Problem description:
Lines containing the word "Power" are to be copied from the data below.

Data under study:

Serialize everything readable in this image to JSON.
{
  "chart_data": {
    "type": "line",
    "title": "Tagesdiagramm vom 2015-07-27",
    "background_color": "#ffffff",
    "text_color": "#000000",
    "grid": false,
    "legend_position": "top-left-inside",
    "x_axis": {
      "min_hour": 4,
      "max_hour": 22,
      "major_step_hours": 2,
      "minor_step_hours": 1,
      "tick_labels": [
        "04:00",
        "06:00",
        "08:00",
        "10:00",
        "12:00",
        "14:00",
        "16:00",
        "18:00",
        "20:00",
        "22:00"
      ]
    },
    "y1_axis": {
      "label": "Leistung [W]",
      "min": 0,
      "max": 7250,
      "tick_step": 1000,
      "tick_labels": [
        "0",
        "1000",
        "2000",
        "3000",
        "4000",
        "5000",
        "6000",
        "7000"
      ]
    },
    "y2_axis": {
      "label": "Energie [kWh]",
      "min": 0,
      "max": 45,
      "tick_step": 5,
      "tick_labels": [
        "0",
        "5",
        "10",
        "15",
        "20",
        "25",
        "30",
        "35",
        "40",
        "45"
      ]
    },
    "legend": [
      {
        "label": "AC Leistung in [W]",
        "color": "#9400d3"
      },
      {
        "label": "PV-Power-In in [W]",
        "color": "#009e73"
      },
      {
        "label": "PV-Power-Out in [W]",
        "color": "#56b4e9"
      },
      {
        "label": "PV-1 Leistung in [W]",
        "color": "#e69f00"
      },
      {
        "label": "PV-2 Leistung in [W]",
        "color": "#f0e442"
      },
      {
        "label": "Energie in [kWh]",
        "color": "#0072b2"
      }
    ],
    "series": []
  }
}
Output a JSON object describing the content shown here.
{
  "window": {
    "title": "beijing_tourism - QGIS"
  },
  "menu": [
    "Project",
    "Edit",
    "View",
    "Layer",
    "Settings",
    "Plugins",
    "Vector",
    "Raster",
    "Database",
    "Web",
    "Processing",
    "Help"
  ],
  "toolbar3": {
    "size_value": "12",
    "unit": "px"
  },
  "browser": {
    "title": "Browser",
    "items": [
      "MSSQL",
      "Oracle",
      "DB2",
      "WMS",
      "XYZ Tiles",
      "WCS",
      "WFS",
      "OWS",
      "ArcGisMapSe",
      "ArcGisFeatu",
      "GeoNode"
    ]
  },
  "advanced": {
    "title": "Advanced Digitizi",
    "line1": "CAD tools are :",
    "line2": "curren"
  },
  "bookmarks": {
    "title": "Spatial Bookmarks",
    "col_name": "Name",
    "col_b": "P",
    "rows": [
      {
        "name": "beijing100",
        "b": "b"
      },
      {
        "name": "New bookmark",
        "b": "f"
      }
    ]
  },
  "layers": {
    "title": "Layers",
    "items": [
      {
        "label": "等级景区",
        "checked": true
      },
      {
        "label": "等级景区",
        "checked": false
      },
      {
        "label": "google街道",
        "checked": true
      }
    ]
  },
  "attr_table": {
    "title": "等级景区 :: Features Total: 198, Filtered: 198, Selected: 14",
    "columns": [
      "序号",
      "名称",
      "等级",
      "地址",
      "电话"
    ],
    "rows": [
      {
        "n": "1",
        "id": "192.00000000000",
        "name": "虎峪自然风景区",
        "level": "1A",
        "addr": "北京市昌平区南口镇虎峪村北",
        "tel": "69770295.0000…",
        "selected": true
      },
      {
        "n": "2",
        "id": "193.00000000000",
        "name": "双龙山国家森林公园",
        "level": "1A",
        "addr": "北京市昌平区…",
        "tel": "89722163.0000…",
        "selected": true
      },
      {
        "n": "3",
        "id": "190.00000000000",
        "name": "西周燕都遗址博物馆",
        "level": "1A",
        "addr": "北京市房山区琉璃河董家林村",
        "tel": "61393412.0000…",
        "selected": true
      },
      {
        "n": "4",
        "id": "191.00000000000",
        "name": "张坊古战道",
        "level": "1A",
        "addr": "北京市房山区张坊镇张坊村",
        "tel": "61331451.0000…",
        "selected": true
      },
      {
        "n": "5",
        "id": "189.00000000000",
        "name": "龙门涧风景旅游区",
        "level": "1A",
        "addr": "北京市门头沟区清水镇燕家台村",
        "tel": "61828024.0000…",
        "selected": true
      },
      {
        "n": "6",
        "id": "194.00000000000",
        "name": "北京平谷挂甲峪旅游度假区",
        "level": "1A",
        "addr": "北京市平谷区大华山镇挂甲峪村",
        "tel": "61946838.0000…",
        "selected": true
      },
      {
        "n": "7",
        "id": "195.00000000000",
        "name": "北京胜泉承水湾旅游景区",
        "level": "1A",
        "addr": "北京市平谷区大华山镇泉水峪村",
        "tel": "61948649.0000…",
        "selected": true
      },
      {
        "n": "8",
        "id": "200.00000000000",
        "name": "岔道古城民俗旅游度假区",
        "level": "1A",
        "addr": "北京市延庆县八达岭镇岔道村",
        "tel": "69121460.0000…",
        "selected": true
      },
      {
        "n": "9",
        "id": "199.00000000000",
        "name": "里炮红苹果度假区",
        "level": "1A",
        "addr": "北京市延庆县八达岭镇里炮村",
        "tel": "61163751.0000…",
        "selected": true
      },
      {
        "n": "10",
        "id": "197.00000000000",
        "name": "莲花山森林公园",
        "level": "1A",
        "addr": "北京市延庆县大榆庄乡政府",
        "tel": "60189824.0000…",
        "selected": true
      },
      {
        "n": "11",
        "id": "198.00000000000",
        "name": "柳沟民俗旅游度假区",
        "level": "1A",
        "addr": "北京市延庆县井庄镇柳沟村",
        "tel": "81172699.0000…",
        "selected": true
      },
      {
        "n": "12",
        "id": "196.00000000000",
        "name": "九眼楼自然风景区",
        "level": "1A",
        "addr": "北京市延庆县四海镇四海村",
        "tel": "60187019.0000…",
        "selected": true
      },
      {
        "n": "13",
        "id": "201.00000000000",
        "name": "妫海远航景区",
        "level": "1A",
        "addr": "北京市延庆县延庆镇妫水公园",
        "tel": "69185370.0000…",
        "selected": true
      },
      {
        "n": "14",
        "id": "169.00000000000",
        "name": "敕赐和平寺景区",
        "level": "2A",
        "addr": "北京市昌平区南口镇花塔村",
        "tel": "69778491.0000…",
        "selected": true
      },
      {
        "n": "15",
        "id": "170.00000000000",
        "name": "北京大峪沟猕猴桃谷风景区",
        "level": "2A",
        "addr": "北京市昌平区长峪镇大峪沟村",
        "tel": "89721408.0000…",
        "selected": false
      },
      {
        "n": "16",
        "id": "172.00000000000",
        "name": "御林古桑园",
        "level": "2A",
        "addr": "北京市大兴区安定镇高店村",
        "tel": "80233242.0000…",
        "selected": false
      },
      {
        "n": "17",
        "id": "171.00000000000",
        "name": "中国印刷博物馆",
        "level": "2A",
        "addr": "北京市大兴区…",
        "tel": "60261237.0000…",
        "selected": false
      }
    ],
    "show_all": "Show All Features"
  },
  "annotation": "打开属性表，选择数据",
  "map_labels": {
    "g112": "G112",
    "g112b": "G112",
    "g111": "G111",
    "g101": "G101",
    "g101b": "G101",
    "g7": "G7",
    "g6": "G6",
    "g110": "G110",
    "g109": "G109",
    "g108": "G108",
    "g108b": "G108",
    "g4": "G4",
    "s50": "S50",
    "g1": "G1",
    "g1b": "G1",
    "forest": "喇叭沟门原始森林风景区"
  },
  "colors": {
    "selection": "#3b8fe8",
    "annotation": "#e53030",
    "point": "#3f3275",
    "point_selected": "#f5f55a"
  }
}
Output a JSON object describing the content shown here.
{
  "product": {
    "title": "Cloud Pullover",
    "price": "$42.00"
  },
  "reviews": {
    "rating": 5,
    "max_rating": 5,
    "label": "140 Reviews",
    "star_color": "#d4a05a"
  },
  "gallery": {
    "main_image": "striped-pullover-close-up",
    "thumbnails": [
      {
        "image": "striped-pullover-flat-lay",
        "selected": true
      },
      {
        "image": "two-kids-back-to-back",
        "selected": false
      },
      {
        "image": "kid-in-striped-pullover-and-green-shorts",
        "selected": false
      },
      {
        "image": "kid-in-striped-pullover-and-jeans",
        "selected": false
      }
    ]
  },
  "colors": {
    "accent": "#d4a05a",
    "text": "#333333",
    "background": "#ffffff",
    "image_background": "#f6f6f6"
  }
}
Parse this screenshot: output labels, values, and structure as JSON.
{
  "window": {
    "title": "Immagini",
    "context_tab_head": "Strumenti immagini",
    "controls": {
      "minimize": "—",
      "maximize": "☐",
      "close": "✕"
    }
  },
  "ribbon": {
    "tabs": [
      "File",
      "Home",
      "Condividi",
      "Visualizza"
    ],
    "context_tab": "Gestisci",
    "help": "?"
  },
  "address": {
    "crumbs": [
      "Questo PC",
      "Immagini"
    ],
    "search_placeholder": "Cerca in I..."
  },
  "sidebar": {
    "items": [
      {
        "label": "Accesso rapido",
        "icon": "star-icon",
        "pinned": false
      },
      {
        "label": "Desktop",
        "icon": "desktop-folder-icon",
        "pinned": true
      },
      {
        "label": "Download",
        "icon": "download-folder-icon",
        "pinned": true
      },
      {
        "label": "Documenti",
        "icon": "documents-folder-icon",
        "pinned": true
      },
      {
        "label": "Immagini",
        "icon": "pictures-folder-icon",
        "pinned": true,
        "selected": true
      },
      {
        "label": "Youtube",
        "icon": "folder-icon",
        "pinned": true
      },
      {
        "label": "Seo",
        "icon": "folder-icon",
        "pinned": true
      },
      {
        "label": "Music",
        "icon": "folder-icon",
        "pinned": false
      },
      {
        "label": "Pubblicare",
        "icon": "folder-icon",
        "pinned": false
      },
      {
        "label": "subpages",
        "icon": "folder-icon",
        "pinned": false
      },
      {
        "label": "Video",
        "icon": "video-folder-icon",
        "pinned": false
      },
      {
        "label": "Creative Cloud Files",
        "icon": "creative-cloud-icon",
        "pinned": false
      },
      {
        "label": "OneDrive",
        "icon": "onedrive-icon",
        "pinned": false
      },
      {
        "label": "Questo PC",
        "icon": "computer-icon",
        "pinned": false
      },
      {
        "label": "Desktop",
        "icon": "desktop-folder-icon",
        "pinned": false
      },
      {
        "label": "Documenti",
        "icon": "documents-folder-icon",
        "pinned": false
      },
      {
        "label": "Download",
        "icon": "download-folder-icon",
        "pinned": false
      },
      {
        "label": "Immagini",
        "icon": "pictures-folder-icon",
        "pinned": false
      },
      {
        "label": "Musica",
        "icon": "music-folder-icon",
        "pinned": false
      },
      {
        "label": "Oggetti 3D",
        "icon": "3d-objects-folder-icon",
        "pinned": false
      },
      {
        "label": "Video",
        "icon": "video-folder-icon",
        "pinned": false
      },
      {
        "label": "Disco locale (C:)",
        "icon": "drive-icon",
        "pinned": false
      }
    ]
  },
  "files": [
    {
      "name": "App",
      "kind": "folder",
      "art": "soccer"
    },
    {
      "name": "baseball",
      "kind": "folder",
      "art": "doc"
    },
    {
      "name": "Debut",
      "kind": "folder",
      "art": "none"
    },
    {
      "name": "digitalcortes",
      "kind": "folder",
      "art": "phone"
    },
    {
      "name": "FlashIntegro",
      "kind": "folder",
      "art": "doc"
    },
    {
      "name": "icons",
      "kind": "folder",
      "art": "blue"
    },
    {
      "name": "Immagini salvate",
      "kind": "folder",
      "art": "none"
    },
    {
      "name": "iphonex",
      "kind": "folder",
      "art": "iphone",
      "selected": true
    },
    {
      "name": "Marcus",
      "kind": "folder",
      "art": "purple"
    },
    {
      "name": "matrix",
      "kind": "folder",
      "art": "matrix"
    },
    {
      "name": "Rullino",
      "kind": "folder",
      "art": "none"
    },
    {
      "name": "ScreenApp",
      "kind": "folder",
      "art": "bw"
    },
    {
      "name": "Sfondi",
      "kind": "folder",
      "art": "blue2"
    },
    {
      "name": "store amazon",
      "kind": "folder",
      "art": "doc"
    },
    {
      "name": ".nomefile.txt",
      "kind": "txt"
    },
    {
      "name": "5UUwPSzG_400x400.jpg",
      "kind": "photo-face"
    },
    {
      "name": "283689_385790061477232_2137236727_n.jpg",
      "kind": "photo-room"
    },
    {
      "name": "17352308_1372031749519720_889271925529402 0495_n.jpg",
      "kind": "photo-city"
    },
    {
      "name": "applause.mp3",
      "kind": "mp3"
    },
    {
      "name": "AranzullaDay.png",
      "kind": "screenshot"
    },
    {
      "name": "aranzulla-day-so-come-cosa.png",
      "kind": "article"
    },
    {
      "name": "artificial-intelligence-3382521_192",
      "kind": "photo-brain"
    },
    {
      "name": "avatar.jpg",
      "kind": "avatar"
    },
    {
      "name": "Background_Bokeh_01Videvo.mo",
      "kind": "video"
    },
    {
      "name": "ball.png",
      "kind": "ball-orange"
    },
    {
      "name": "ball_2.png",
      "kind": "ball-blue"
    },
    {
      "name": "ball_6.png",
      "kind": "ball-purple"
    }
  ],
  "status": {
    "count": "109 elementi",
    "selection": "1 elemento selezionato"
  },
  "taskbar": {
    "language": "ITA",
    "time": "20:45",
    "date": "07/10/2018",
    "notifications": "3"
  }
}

Response to this task:
        "label": "PV-Power-In in [W]",
        "label": "PV-Power-Out in [W]",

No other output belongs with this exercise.